[Data items]
==*==
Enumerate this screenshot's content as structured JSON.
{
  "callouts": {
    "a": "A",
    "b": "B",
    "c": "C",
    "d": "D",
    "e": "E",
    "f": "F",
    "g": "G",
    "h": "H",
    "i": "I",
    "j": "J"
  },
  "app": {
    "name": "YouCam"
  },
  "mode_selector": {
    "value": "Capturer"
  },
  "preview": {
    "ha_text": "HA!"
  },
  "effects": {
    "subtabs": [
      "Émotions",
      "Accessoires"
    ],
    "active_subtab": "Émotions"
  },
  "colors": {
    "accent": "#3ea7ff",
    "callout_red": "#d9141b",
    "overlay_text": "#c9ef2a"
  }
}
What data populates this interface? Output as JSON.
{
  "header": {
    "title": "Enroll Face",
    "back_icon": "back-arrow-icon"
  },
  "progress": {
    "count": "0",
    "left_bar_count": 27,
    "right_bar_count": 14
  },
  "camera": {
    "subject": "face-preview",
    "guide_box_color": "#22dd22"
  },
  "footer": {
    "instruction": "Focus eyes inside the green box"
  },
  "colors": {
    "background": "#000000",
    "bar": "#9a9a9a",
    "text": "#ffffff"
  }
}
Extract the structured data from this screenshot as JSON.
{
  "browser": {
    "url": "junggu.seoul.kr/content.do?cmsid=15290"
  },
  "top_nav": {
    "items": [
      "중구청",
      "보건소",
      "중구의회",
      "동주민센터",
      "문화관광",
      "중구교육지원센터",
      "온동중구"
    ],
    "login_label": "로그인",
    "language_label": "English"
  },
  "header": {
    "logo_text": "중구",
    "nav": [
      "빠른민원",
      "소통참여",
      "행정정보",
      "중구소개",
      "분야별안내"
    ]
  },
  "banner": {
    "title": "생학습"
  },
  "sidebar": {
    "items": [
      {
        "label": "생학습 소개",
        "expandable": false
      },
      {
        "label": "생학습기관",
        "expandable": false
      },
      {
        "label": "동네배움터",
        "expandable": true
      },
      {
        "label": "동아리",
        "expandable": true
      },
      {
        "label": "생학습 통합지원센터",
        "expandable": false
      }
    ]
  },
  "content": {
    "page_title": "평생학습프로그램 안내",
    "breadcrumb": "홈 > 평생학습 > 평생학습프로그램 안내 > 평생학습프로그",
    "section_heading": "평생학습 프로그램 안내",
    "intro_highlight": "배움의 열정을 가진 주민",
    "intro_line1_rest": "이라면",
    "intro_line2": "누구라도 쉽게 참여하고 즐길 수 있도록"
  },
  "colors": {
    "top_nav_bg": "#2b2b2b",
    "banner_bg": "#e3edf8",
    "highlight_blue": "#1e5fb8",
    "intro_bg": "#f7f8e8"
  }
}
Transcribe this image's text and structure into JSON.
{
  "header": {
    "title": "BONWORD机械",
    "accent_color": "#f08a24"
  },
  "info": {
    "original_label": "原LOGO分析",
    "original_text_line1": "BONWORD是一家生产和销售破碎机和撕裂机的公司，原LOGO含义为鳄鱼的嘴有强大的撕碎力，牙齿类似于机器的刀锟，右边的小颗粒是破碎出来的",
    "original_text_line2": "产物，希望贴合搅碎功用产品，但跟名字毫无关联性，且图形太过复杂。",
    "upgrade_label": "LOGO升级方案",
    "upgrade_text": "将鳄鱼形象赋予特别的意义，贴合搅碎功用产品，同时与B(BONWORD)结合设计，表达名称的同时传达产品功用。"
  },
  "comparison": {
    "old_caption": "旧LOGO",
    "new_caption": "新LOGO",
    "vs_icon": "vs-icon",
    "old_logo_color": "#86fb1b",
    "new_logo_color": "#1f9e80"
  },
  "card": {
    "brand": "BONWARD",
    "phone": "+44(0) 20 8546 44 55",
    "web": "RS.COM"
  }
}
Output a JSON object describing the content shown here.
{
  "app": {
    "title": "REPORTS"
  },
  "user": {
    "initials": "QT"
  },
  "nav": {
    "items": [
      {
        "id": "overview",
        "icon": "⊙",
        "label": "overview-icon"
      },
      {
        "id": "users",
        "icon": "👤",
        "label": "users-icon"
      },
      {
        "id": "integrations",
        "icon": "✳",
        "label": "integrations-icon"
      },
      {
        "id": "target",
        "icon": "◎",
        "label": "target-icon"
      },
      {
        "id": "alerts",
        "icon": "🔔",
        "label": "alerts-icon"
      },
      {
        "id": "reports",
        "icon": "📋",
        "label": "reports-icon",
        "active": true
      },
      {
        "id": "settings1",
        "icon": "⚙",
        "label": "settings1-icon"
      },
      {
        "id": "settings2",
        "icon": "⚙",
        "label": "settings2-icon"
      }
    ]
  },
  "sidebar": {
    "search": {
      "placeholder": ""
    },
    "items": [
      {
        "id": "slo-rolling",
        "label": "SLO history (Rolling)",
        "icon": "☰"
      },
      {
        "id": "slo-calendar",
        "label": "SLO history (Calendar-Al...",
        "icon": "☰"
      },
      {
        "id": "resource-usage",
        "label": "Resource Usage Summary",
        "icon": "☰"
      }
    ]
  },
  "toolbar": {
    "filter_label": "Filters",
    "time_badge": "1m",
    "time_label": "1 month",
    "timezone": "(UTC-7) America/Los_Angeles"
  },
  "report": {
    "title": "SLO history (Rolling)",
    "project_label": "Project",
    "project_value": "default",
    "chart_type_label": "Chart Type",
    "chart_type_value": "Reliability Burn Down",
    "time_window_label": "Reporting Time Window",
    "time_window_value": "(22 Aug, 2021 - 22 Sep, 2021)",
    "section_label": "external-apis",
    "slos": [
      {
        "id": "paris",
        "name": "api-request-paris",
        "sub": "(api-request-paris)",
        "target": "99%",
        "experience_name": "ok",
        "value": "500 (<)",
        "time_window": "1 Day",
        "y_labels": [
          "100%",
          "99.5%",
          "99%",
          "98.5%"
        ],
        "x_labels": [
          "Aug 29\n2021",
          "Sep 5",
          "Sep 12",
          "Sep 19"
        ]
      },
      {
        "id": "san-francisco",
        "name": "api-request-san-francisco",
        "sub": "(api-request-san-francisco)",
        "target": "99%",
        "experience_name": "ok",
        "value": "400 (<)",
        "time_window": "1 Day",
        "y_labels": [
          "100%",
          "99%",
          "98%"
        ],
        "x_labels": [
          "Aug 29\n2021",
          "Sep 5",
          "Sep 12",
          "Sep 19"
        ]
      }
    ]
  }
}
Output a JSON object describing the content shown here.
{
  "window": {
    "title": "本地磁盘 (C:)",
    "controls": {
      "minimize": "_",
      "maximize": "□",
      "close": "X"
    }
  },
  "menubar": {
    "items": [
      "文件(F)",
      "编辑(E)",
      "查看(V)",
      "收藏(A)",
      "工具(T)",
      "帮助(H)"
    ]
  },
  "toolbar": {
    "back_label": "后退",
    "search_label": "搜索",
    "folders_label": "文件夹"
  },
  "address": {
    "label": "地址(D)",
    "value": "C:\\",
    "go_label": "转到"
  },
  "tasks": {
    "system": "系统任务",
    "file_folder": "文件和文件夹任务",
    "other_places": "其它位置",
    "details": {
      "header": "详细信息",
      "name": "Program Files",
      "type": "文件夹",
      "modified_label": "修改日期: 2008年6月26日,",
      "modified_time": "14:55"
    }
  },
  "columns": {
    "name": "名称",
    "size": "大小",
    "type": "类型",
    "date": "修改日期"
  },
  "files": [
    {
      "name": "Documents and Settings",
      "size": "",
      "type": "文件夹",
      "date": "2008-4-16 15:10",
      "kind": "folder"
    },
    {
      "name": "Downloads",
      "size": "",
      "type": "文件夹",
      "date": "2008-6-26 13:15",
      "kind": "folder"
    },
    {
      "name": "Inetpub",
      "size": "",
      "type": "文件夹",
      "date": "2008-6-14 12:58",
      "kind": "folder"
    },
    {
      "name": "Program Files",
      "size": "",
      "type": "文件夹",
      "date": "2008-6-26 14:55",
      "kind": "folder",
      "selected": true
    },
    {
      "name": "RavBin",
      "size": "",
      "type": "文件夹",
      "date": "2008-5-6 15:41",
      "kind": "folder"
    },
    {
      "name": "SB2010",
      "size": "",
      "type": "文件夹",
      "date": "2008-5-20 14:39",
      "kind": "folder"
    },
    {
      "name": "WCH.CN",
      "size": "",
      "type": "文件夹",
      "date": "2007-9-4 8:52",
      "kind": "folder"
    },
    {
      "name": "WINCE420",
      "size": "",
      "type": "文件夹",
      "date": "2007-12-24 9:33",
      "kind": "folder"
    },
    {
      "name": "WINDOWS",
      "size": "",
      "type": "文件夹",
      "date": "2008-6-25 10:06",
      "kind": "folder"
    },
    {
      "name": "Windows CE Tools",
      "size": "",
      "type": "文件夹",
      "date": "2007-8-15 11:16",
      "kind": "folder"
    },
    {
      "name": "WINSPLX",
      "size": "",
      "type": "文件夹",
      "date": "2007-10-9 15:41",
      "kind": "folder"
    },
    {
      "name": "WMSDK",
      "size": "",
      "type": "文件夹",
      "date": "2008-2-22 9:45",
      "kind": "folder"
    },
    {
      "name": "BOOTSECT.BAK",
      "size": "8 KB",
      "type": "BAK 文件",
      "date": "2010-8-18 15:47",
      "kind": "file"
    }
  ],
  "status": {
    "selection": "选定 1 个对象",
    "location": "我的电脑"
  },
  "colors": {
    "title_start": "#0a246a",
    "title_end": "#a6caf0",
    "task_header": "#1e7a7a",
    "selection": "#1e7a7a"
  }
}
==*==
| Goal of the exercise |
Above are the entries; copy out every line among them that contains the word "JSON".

| Answer to the exercise |
Enumerate this screenshot's content as structured JSON.
What data populates this interface? Output as JSON.
Extract the structured data from this screenshot as JSON.
Transcribe this image's text and structure into JSON.
Output a JSON object describing the content shown here.
Output a JSON object describing the content shown here.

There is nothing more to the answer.